ESPNChicago.com's Jesse Rogers takes a look at the biggest storylines facing the Cubs during the offseason.
As with almost any baseball offseason, free agency, which begins after the World Series, tends to be the No. 1 storyline. The Chicago Cubs were fairly quiet on that front last winter, with pitchers Jason Hammel and Jose Veras ending up as the only significant acquisitions. The Cubs flipped Hammel as part of the trade that sent Jeff Samardzija to the Oakland Athletics in July, and an ineffective Veras was designated for assignment in June.
This winter the Cubs say they will be eyeing some potential impact names, especially when it comes to starting pitching. Will they spend the $100 million-plus they had ready for Masahiro Tanaka last year? It's the same money they chose not to spend on Samardzija during this season before trading him.
Three top-level free agent pitchers will be on the market, unless they surprisingly sign with their old teams before free agency begins.

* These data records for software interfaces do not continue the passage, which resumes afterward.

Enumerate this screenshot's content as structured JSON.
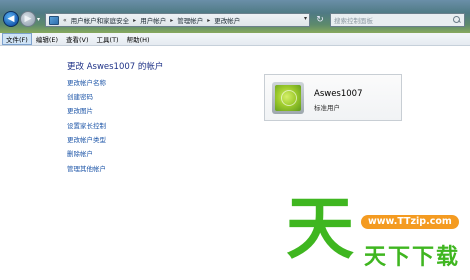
{
  "address_bar": {
    "prefix": "«",
    "crumbs": [
      "用户帐户和家庭安全",
      "用户帐户",
      "管理帐户",
      "更改帐户"
    ]
  },
  "search": {
    "placeholder": "搜索控制面板"
  },
  "menu": [
    "文件(F)",
    "编辑(E)",
    "查看(V)",
    "工具(T)",
    "帮助(H)"
  ],
  "main": {
    "heading": "更改 Aswes1007 的帐户",
    "links": [
      "更改帐户名称",
      "创建密码",
      "更改图片",
      "设置家长控制",
      "更改帐户类型",
      "删除帐户"
    ],
    "other_link": "管理其他帐户"
  },
  "user": {
    "name": "Aswes1007",
    "role": "标准用户"
  },
  "watermark": {
    "glyph": "天",
    "url": "www.TTzip.com",
    "text": "天下下载"
  },
  "colors": {
    "link": "#1e56a8",
    "heading": "#1e3287",
    "watermark_green": "#3fb620",
    "watermark_orange": "#f49b21"
  }
}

Lester of the Athletics, the Detroit Tigers' Max Scherzer and the Royals' Shields are the best of the class. If 2015 team options on Johnny Cueto of the Cincinnati Reds or Yovani Gallardo of the Milwaukee Brewers are declined, then the starting pitching class gets much deeper. But don't hold your breath on either happening.
It actually might be a deeper class if the solid second-half performances of Jake Peavy, Brandon McCarthy and Francisco Liriano, all of whom are set to become free agents, are factored in. Justin Masterson might check a few boxes for the Cubs coming from the American League to the National League, although he struggled with St. Louis after being acquired from Cleveland.
It's not clear how far the Cubs will go in a bidding war for one of the top arms. They've already stated they won't "sell out" for 2015. Whoever they bring in at this point should be counted on to be a playoff pitcher someday soon. The Cubs are on record as saying their intended strategy is no longer to sign and flip players in trades as they have the past three seasons.
As for position players: Martin, the veteran Pittsburgh Pirates catcher who will be 32 this winter, makes sense since he combines an offensive and defensive game. Even if the Cubs have to overpay for a player on the wrong side of 30, Martin could be a nice tutor for Cubs pitchers and a stopgap until 2014 top pick Kyle Schwarber, or another, is ready. More than likely, the Cubs will also bring in a veteran position player with playoff experience, even as a platoon or a backup.